# [ABOUT THIS EXERCISE]
Copy every line of the data in which the word "Control" occurs.

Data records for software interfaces

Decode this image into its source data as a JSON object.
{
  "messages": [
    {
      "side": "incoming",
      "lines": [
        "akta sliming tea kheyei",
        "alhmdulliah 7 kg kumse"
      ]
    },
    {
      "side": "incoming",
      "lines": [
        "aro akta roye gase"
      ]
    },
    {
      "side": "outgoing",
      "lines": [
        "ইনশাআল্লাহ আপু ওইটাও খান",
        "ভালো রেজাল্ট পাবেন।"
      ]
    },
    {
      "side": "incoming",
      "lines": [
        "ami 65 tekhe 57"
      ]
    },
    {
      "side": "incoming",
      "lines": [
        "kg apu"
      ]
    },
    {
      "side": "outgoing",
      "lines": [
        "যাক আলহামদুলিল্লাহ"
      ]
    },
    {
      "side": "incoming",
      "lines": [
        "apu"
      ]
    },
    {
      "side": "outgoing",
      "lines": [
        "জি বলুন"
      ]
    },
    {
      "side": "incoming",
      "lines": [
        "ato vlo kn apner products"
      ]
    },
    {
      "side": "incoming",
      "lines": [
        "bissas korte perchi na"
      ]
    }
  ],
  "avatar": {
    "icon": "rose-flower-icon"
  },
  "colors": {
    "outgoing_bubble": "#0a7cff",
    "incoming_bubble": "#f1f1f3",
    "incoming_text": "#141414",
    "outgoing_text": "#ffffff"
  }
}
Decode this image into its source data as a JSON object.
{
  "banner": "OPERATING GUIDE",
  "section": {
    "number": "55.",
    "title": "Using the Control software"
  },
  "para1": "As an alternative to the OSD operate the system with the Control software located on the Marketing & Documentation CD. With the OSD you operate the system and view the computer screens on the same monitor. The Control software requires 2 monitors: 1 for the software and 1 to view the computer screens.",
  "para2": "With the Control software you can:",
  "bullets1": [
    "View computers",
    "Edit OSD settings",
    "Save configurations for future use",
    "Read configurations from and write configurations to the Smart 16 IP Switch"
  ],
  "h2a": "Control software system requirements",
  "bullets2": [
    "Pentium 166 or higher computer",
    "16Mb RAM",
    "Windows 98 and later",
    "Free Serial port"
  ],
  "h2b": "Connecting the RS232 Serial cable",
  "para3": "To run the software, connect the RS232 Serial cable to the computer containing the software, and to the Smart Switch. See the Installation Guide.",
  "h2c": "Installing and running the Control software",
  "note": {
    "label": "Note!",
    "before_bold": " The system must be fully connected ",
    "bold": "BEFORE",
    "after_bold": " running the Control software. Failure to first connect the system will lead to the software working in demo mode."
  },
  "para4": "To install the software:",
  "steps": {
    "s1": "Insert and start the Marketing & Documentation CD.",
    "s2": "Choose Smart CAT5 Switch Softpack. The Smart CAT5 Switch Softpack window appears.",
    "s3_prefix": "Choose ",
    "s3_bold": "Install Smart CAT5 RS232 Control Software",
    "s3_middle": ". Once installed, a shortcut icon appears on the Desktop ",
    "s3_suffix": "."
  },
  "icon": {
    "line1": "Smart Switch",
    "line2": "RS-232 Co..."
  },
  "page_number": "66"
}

# [COMPLETED TASK]
    "title": "Using the Control software"
  "para1": "As an alternative to the OSD operate the system with the Control software located on the Marketing & Documentation CD. With the OSD you operate the system and view the computer screens on the same monitor. The Control software requires 2 monitors: 1 for the software and 1 to view the computer screens.",
  "para2": "With the Control software you can:",
  "h2a": "Control software system requirements",
  "h2c": "Installing and running the Control software",
    "after_bold": " running the Control software. Failure to first connect the system will lead to the software working in demo mode."
    "s3_bold": "Install Smart CAT5 RS232 Control Software",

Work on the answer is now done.